When you think of Ireland, one of the first things you might think of is beer. And for many, they think of Guinness, a stout beer that has been brewed in Ireland since 1759. Interestingly enough, only 32% of the beer sold in Ireland today is stout. But even though stout’s popularity has waned, Guinness still remains the single best selling drink in the country.
Ireland has been brewing beer for centuries and there were over 200 breweries in Ireland in the mid-1800s. Today, there are only 12, but beer is still an important product to the Irish economy. Three main kinds of beer are produced and consumed in Ireland today. They include lager, stout and Irish ales.
When it comes to lager, Heineken Ireland is noted to have the largest share of the market. Harp Lager, originally brewed by Guinness, but now owned by Diageo, is one of the popular varieties in Ireland as well.
Irish ales have the smallest market share, but offer a few notable microbreweries. A few of the more popular companies include Franciscan Well Brewpub, Porterhouse and Beoir Chorca Dhuibhne. They’ve grown in popularity in the past decade or so.
Of course, when it comes to Irish beer, what we really want to know about is stout, the true traditional beer of Ireland. Guinness is the largest brewer and its beer is actually brewed in nearly 50 countries. According to Wikipedia, 18 billion U.S. pints of Guinness are sold each year. Murphy’s and Beamish have a respectable share of the market in Ireland.
For those who enjoy a good stout, they know exactly what it’s all about it, but for the uninitiated, there are some misconceptions. Many people think that stout is a heavy beer. Interestingly enough, at 198 calories per pint, it has fewer calories than many “light” beers. It also has lower alcohol content than just about any type of beer. Stout is dark because of the dark roasted barley, not its malt content. The thick texture of stout is also a source of confusion and furthers the myth about it being a heavy beer. Instead of using carbon dioxide for carbonation, brewers of stout use nitrogen, which gives it a thick texture.

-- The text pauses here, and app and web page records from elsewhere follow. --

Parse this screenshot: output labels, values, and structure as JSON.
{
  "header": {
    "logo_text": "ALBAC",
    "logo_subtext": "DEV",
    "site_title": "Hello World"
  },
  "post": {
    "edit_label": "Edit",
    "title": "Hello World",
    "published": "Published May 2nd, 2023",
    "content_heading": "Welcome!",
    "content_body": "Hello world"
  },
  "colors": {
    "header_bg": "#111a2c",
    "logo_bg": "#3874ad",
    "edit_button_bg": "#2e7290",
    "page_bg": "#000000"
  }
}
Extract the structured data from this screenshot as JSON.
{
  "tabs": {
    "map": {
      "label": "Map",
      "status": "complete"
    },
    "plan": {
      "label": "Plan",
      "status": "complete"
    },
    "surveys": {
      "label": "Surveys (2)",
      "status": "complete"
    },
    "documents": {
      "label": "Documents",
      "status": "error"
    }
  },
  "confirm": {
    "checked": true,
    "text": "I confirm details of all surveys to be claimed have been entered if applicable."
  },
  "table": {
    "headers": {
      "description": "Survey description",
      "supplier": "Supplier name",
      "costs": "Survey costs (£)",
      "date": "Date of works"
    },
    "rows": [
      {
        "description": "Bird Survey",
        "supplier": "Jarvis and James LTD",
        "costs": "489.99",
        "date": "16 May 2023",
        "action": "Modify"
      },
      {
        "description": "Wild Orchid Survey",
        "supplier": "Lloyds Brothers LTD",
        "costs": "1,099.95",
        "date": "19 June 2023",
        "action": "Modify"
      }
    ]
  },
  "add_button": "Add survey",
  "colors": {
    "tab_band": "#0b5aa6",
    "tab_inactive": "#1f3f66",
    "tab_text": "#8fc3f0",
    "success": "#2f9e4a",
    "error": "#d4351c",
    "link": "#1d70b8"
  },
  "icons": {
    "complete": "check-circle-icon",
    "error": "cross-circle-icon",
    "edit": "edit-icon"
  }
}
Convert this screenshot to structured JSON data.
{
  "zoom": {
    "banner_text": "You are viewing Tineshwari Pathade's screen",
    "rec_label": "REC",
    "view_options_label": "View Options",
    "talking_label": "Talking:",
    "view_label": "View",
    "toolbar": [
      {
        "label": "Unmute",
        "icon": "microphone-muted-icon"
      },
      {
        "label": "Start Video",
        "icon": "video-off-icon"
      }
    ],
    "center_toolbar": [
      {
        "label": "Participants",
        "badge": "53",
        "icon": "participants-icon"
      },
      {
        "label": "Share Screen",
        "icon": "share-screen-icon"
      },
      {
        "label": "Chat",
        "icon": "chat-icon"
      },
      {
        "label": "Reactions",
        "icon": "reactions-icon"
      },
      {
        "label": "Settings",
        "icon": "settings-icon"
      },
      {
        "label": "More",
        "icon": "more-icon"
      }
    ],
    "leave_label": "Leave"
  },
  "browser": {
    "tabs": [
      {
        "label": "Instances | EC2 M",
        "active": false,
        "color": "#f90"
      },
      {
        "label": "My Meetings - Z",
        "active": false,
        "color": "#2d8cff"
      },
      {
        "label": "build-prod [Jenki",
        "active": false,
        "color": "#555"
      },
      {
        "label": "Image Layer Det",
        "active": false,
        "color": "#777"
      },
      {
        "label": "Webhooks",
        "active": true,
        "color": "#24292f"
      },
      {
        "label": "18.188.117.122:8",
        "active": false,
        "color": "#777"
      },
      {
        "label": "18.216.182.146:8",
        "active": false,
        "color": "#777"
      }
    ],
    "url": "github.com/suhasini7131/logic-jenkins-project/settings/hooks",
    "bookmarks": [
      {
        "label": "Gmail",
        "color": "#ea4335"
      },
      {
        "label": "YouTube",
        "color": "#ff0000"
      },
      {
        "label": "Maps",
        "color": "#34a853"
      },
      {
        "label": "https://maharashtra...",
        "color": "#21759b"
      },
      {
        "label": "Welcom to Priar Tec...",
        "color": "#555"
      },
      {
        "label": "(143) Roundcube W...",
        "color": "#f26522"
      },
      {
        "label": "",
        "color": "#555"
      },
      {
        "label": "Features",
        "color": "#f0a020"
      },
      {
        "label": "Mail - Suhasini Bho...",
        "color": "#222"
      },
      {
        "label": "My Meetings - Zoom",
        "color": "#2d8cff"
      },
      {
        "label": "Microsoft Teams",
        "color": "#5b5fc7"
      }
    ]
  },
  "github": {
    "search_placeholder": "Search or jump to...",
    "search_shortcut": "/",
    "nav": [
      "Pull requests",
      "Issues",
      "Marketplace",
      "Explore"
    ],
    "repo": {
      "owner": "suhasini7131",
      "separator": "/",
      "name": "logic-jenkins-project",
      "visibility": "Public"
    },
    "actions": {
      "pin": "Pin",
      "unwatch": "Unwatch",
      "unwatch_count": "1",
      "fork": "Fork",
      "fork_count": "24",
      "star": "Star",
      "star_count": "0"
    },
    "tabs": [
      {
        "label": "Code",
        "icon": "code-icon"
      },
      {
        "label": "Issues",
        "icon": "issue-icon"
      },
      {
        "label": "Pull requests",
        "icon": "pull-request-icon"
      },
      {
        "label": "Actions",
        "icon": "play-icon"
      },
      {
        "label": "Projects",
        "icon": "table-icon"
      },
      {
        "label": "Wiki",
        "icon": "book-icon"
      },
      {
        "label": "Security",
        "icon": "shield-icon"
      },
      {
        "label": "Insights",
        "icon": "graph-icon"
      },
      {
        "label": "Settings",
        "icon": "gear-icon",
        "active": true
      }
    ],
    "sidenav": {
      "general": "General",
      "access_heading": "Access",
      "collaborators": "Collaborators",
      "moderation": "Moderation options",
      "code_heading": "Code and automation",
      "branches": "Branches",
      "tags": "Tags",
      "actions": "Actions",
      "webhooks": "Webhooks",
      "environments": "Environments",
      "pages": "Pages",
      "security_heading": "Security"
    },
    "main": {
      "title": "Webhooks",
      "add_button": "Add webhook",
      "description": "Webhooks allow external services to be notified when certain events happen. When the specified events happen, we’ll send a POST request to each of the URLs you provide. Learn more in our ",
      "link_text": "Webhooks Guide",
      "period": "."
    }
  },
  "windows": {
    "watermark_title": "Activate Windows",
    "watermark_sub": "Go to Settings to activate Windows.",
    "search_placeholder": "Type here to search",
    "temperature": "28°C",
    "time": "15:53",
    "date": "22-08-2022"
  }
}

Adding to the intrigue, stout may have some health benefits too. Old advertisements claimed, “Guinness is good for you,” because some people reported to feel good after drinking it, but the ability to make such claims has been outlawed and the ad campaign was stopped. A more recent study in Wisconsin found that the consumption of stout in dogs appeared to slow down blood clotting, essential for continued heart health. Stout appears to have antioxidant compounds that aid in the maintenance of heart health. Of course, none of the brewers of stout make any type of medical or health claims with their products, but it’s interesting nonetheless.
Beer has a long-standing tradition in Ireland and it’s likely to continue long into the future. While preferences may change, it’s clear that its cultural history continues to play a big role in its preference in malt beverages.